Work task: Please return all of the records verbatim, with the pictures omitted.

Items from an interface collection
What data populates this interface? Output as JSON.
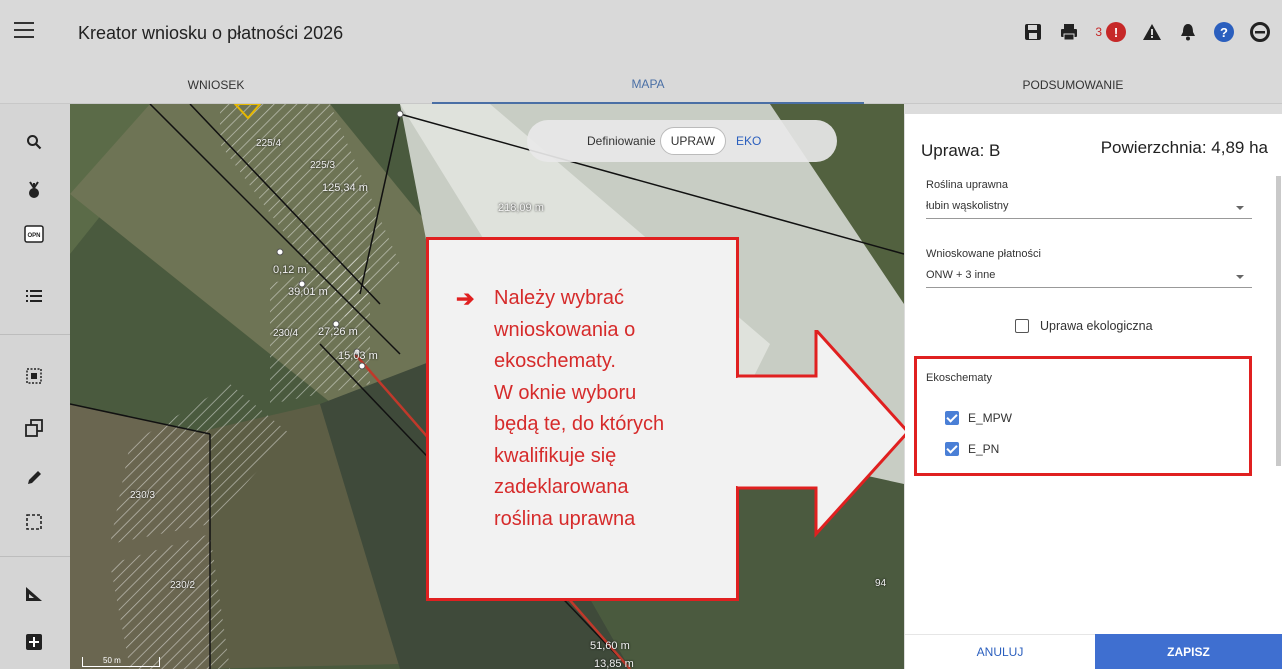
{
  "app": {
    "title": "Kreator wniosku o płatności 2026"
  },
  "header": {
    "alert_count": "3",
    "alert_symbol": "!",
    "help_symbol": "?"
  },
  "tabs": [
    {
      "label": "WNIOSEK"
    },
    {
      "label": "MAPA"
    },
    {
      "label": "PODSUMOWANIE"
    }
  ],
  "toolbar": {
    "opn_label": "OPN"
  },
  "map": {
    "mode": {
      "label": "Definiowanie",
      "options": [
        "UPRAW",
        "EKO"
      ],
      "selected": "UPRAW"
    },
    "parcels": [
      "225/4",
      "225/3",
      "230/4",
      "230/3",
      "230/2",
      "94"
    ],
    "distances": [
      "125,34 m",
      "218,09 m",
      "0,12 m",
      "39,01 m",
      "27,26 m",
      "15,03 m",
      "51,60 m",
      "13,85 m"
    ],
    "scale": "50 m"
  },
  "callout": {
    "lines": [
      "Należy wybrać",
      "wnioskowania o",
      "ekoschematy.",
      "W oknie wyboru",
      "będą te, do których",
      "kwalifikuje się",
      "zadeklarowana",
      "roślina uprawna"
    ]
  },
  "panel": {
    "title": "Uprawa: B",
    "area": "Powierzchnia: 4,89 ha",
    "crop": {
      "label": "Roślina uprawna",
      "value": "łubin wąskolistny"
    },
    "payments": {
      "label": "Wnioskowane płatności",
      "value": "ONW + 3 inne"
    },
    "organic": {
      "label": "Uprawa ekologiczna",
      "checked": false
    },
    "ecoschemes": {
      "label": "Ekoschematy",
      "items": [
        {
          "label": "E_MPW",
          "checked": true
        },
        {
          "label": "E_PN",
          "checked": true
        }
      ]
    },
    "cancel_label": "ANULUJ",
    "save_label": "ZAPISZ"
  },
  "colors": {
    "accent": "#4a6fa5",
    "highlight": "#e02020",
    "save": "#3f6fd0",
    "callout_text": "#d62b2b"
  }
}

The answer:
What data populates this interface? Output as JSON.
{
  "app": {
    "title": "Kreator wniosku o płatności 2026"
  },
  "header": {
    "alert_count": "3",
    "alert_symbol": "!",
    "help_symbol": "?"
  },
  "tabs": [
    {
      "label": "WNIOSEK"
    },
    {
      "label": "MAPA"
    },
    {
      "label": "PODSUMOWANIE"
    }
  ],
  "toolbar": {
    "opn_label": "OPN"
  },
  "map": {
    "mode": {
      "label": "Definiowanie",
      "options": [
        "UPRAW",
        "EKO"
      ],
      "selected": "UPRAW"
    },
    "parcels": [
      "225/4",
      "225/3",
      "230/4",
      "230/3",
      "230/2",
      "94"
    ],
    "distances": [
      "125,34 m",
      "218,09 m",
      "0,12 m",
      "39,01 m",
      "27,26 m",
      "15,03 m",
      "51,60 m",
      "13,85 m"
    ],
    "scale": "50 m"
  },
  "callout": {
    "lines": [
      "Należy wybrać",
      "wnioskowania o",
      "ekoschematy.",
      "W oknie wyboru",
      "będą te, do których",
      "kwalifikuje się",
      "zadeklarowana",
      "roślina uprawna"
    ]
  },
  "panel": {
    "title": "Uprawa: B",
    "area": "Powierzchnia: 4,89 ha",
    "crop": {
      "label": "Roślina uprawna",
      "value": "łubin wąskolistny"
    },
    "payments": {
      "label": "Wnioskowane płatności",
      "value": "ONW + 3 inne"
    },
    "organic": {
      "label": "Uprawa ekologiczna",
      "checked": false
    },
    "ecoschemes": {
      "label": "Ekoschematy",
      "items": [
        {
          "label": "E_MPW",
          "checked": true
        },
        {
          "label": "E_PN",
          "checked": true
        }
      ]
    },
    "cancel_label": "ANULUJ",
    "save_label": "ZAPISZ"
  },
  "colors": {
    "accent": "#4a6fa5",
    "highlight": "#e02020",
    "save": "#3f6fd0",
    "callout_text": "#d62b2b"
  }
}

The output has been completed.